**WHAT TO PRODUCE:** Reproduce each entry below exactly, without omitting any.

(DATA PROVIDED)

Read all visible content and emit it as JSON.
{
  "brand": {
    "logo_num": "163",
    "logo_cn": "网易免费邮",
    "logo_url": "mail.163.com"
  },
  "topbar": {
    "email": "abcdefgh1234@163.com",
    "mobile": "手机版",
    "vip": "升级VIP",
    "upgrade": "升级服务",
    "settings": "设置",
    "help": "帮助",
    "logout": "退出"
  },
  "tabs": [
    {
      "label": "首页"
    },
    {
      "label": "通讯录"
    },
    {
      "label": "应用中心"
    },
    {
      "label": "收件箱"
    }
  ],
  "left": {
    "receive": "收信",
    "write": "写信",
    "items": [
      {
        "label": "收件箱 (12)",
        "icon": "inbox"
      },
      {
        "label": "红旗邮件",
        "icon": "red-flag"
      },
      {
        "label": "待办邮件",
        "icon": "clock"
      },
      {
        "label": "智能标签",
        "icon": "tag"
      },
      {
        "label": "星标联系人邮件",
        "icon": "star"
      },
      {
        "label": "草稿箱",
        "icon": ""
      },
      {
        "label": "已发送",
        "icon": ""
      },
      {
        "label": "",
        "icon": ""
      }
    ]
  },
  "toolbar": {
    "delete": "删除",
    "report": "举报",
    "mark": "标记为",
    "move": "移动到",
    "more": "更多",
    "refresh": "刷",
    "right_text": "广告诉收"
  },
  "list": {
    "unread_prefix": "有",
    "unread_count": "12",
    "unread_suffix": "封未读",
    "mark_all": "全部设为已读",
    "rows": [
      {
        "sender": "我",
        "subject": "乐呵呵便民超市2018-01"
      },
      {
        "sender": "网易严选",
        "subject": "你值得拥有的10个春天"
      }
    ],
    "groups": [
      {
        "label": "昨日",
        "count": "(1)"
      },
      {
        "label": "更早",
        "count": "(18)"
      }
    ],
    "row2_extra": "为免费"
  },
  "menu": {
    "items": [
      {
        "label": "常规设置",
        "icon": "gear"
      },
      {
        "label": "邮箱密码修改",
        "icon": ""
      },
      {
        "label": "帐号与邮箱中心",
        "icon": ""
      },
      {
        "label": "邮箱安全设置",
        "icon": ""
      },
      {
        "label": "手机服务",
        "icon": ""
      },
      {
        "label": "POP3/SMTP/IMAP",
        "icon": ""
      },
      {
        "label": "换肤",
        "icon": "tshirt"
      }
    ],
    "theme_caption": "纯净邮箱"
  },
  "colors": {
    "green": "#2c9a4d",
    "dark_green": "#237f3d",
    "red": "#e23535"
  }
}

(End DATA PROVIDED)

**ANSWER SPACE:**
Read all visible content and emit it as JSON.
{
  "brand": {
    "logo_num": "163",
    "logo_cn": "网易免费邮",
    "logo_url": "mail.163.com"
  },
  "topbar": {
    "email": "abcdefgh1234@163.com",
    "mobile": "手机版",
    "vip": "升级VIP",
    "upgrade": "升级服务",
    "settings": "设置",
    "help": "帮助",
    "logout": "退出"
  },
  "tabs": [
    {
      "label": "首页"
    },
    {
      "label": "通讯录"
    },
    {
      "label": "应用中心"
    },
    {
      "label": "收件箱"
    }
  ],
  "left": {
    "receive": "收信",
    "write": "写信",
    "items": [
      {
        "label": "收件箱 (12)",
        "icon": "inbox"
      },
      {
        "label": "红旗邮件",
        "icon": "red-flag"
      },
      {
        "label": "待办邮件",
        "icon": "clock"
      },
      {
        "label": "智能标签",
        "icon": "tag"
      },
      {
        "label": "星标联系人邮件",
        "icon": "star"
      },
      {
        "label": "草稿箱",
        "icon": ""
      },
      {
        "label": "已发送",
        "icon": ""
      },
      {
        "label": "",
        "icon": ""
      }
    ]
  },
  "toolbar": {
    "delete": "删除",
    "report": "举报",
    "mark": "标记为",
    "move": "移动到",
    "more": "更多",
    "refresh": "刷",
    "right_text": "广告诉收"
  },
  "list": {
    "unread_prefix": "有",
    "unread_count": "12",
    "unread_suffix": "封未读",
    "mark_all": "全部设为已读",
    "rows": [
      {
        "sender": "我",
        "subject": "乐呵呵便民超市2018-01"
      },
      {
        "sender": "网易严选",
        "subject": "你值得拥有的10个春天"
      }
    ],
    "groups": [
      {
        "label": "昨日",
        "count": "(1)"
      },
      {
        "label": "更早",
        "count": "(18)"
      }
    ],
    "row2_extra": "为免费"
  },
  "menu": {
    "items": [
      {
        "label": "常规设置",
        "icon": "gear"
      },
      {
        "label": "邮箱密码修改",
        "icon": ""
      },
      {
        "label": "帐号与邮箱中心",
        "icon": ""
      },
      {
        "label": "邮箱安全设置",
        "icon": ""
      },
      {
        "label": "手机服务",
        "icon": ""
      },
      {
        "label": "POP3/SMTP/IMAP",
        "icon": ""
      },
      {
        "label": "换肤",
        "icon": "tshirt"
      }
    ],
    "theme_caption": "纯净邮箱"
  },
  "colors": {
    "green": "#2c9a4d",
    "dark_green": "#237f3d",
    "red": "#e23535"
  }
}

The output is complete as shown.